"In terms of demand, it's timely. In terms of supply, it's opportunistic," said Mr Chia. "People remember a boutique hotel experience."

The 108-room Quincy is located at Mount Elizabeth, just a stone's throw from the Orchard Road shopping belt.

Despite the economic slump, it enjoyed a 76-per-cent occupancy rate last month. Occupancy this month has been around 70 per cent.

It may target mostly business travellers, but design-wise, it is young at heart with a façade of dark grey metal, anodized steel and shimmering windows forming large modular shapes. Inside, it has peanut-shaped benches and illuminated torsos. The hotel cost $24 million to develop and furnish.

Apart from the hip, young set, Mr Chia said the hotel has also attracted mature clientele who may be tired of the usual 5-star hotels and who may crave greater intimacy and comfort.

Mr Chia expects to see more business travel spending as more clarity in the current economic situation comes through.

He noted that intra-Asean and intra-Asian travel tend to be segments that traditionally show more resilience in downturns.

At Quincy, the proportion of Asian guests has been growing since the hotel opened its doors on Feb 1.

Wednesday, March 25, 2009

The Top Ten Mistakes Leaders Make

When I started reading on Hans Finzel’s book The Top Ten Mistakes Leaders Make, I immediately caught some insights and truths, and I couldn’t help to juggle in my mind the organizations and leaders that I know, especially those that I am close with. But the sad truth to all the thoughts that’s racing in my mind, flashing back and forth, is the truth of how far they are from the fundamentals, or, as I believe, truth of what I have just read. Frustration and misery to the max.

I plodded on, and every time I gain a new insight, my mind races back to the same issues and events that I am very sure were a deviation from the standard that was laid out in this book. Or should I say, the leaders that I knew were committing ‘the top ten mistakes leaders make’.

Gladly I have gone through my own share of mistakes, and I have learned, by God’s grace.

Should you be interested in the book, check it out here.
I have been reading some books, not many, but even with the few books I am able to finish, I am learning a lot.
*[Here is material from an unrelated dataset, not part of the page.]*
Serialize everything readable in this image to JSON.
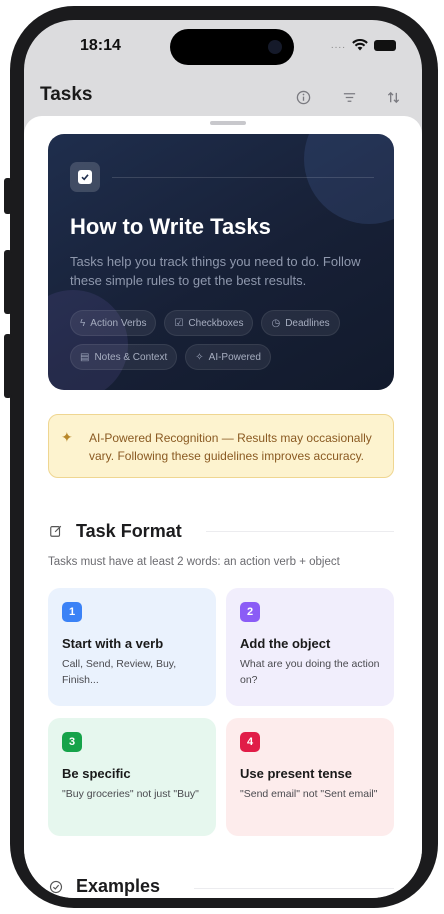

And with this blog, I wish to record much, if not all, of the insights I gain from such exercise – and since beneficial, I intend to continue.

And together with my learning, I will be posting some of my observations and comments in contrast to the reality we find in our organizations we come across with, and how they either apply the precepts and guidelines, or how far they deviate from the recommended rules and styles of leadership.

I know one already: “Consensus is the negation of leadership” – from John Maxwell’s Talent Is Never Enough book.